I do realize that even the mere mention of the word ‘winter’ usually puts most of you off but what if a few indoor projects made the time go faster? Maybe a break from gardening is just what you need. On the other hand, keeping your hands in the dirt may be just the cure for the winter blues!
Kitchen Windowsill Gardens
What can you grow on your kitchen windowsill? How about a winter culinary herb garden? You can use some herbs that you’ve brought in, start them from seed or pick a few up at the store. Many greenhouses keep a few potted herbs on hand through the winter months. Choose three or four of your favorites and pot them up in a long, narrow planter. Snip herbs as needed for all of your cooking needs.
For more edible options, try growing microgreens or sprouts. Fresh green treats to add to soups, salads and sandwiches. Sprouts can be used within days of putting in water and microgreens can usually be harvested in around 10 days. With this relatively short time between planting and harvest, you will be eating fresh greens in no time! Another bonus to sprouting is that it requires no dirt. Try alfalfa, broccoli, radish or a host of many other sproutable greens.

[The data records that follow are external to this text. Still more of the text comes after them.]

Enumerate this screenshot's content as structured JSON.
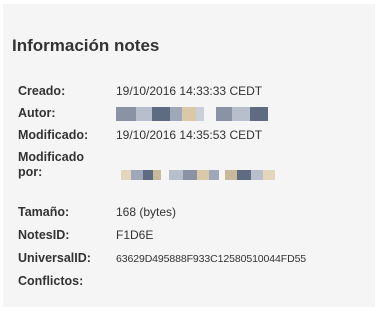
{
  "panel": {
    "title": "Información notes",
    "fields": [
      {
        "label": "Creado:",
        "value": "19/10/2016 14:33:33 CEDT"
      },
      {
        "label": "Autor:",
        "value": ""
      },
      {
        "label": "Modificado:",
        "value": "19/10/2016 14:35:53 CEDT"
      },
      {
        "label": "Modificado por:",
        "value": ""
      },
      {
        "label": "Tamaño:",
        "value": "168 (bytes)"
      },
      {
        "label": "NotesID:",
        "value": "F1D6E"
      },
      {
        "label": "UniversalID:",
        "value": "63629D495888F933C12580510044FD55"
      },
      {
        "label": "Conflictos:",
        "value": ""
      }
    ]
  },
  "colors": {
    "panel_background": "#f5f5f5",
    "text": "#333333",
    "redaction": [
      "#8a93a3",
      "#b8bfcc",
      "#5f6b80",
      "#c9b89a",
      "#d9c9a8",
      "#9fa8b8"
    ]
  }
}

When it comes to indoor growing, few plants brighten your home as much as forced bulbs. The rich shades of red, white and pink of the amaryllis. The frosty white blooms of paper whites. The heavy scent of vibrant hyacinths. Tulips can take a bit more effort but can be totally worth it. Some of these bulbs can be kept for years and revived annually for winter bloom. Forcing bulbs brings a huge sense of anticipation and sometimes a second blooming!
With the low sun of early winter, suddenly I’m reminded that my houseplants are so dusty! Some even have long, wispy webs that reach to the ceiling. Pretty scary if you ask me. Winter is a great time to revitalize tired houseplants. Maybe a dusting is in order. We often put our larger plants in the shower for a quick bath. Just allow them to dry and return them to their spot. How about repotting a few to freshen them up?
Do you have a large glass container just begging to be transformed into a terrarium? Building a terrarium is a great way to display rocks, plants and woodland treasures in a contained environment. Terrarium assembly is an excellent way to get children excited about gardening.
Arts and Crafts
I’m one of those people that always picks up driftwood and beach glass. There are stashes of it in my shed and in the house. I imagined that I would make some sort of garden mobile out of them. Maybe some snowy day I will get all of these beach finds together to make some sort of masterpiece.
Many other items can be made for the garden with no artist skills required. Try making plant markers from painted wooden spoons or put together a bee and bug hotel. We probably all have some stuff kicking around that could be used.
It may seem a bit early for planning your 2018 garden but I feel that it’s never too early. Seed and gardening catalogs will soon be streaming in filled with endless varieties of seeds. Why not sketch out your gardens while they are still fresh in your mind? You will have a jump on the next season. What are you planning for next year?
The temps have been up and down here in midcoast Maine. The old freeze and thaw! Since we had such a dry season, it seemed strange to see actual mud this past weekend. I missed putting what few bulbs in that I had. I may slip them in the veggie garden on one of these warm days. How did this happen? I guess we are all just busy! Thanks for dropping by this week and I hope that these winter projects will spark a desire for some I ndoor growing! Feel free to click on the blue links for more info. Have a fantastic week!